By then, there had been plenty of evidence of the unusual gifts he possessed, personally, as a batsman even if the progression was not always a smooth one. Morgan debuted for Ireland at 16 but struggled badly in the 2007 World Cup. He rose to prominence in the Middlesex team but then turned his back on Ireland when England called on his services. He hit 67 off 34 balls against South Africa in the Champions Trophy in which he unfurled an extraordinary range of pulls, sweeps and reverse sweeps that had never been seen on the international stage before.
There was something fresh and vibrant about his approach and he soon took over from Kevin Pietersen as England’s most destructive and reliable performer in the one-day side. When the selectors tried to make him into a Test player it never quite worked out. The white-ball game was Morgan’s bag.
Like most players, Morgan has encountered lean spells along the way but the revival in England’s one-day fortunes from 2015 onwards is strongly attributable to him. The remarkable exploits of so many of the batsmen (men like Roy, Jonny Bairstow, Joe Root and Jos Buttler) mean that sometimes Morgan’s runs have been bonus material, and yet those three batsmen have learnt so much from Morgan’s self-confidence. They have developed into the players they are largely because Morgan has been there to pick them up when they’re down and keep them grounded when they’re on fire.
The relationship with Root, the Test captain, is particularly interesting. Root is the one player who is allowed to bat at a lower strike rate than optimum because he is so often the fulcrum around which the scores of 350 and above are built. It is some batting unit.
While the change in outlook from 2015 produced instant and fairly startling results from the batting unit, the bowlers have sometimes been less adept at imposing themselves on opponents. Morgan has, however, got something out of Liam Plunkett that no previous captain ever did, and has gradually brought on the injury-prone Mark Wood, allowing him to be a nasty, spiteful bowler that batsmen don’t really fancy taking on.

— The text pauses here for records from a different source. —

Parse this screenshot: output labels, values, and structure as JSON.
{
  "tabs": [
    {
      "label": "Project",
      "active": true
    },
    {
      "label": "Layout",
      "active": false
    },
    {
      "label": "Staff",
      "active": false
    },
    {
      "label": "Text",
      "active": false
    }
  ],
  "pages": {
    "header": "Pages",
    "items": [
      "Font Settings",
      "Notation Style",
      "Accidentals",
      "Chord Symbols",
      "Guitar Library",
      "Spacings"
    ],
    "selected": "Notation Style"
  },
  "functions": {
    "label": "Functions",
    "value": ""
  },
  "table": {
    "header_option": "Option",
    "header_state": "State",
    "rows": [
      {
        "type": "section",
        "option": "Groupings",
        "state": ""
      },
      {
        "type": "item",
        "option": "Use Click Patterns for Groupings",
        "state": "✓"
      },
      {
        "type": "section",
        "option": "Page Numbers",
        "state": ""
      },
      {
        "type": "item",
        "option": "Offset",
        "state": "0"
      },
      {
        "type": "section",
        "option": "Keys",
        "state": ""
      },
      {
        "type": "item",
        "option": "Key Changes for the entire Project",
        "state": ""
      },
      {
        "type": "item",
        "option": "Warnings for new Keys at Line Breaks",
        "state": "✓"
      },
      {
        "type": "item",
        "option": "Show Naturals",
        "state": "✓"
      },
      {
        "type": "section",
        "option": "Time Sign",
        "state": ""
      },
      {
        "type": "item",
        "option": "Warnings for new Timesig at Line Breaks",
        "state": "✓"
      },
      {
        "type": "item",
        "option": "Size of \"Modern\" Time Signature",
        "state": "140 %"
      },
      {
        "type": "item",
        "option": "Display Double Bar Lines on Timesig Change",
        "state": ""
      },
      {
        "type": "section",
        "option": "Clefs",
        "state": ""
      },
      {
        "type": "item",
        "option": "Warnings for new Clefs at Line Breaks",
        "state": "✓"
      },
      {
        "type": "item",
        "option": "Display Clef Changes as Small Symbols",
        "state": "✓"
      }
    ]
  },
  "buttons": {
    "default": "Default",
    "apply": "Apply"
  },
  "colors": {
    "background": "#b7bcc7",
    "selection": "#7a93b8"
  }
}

He also deserves huge credit for the transformation of Adil Rashid. England’s most successful leg-spinner of all time used to send down at least one bad ball every over. Now it’s more like three bad balls a match and his control of the googly is very impressive.
It is important that England sometimes win matches with strong bowling efforts rather than always blowing them away with the bat alone - and their successes in this World Cup against South Africa and West Indies are evidence that they are improving in this regard.
Morgan himself transformed a slightly sluggish batting effort against Afghanistan with a power-hitting masterpiece studded with a world-record 17 sixes. Of course it was exciting to watch in its own right, but it will not mean much if England fail to win this tournament. At some point in the next few weeks that intense pressure, that expectation will return and Morgan’s whole career could be defined by how a team formed in his image is able to respond.
If it all comes off, he won’t be able to slip into the pavilion at Totteridge quite as anonymously as before.
Oliver Brett is the author of The Alastair Cook Story, a brand new biography of the record-breaking England batsman. It is available to order now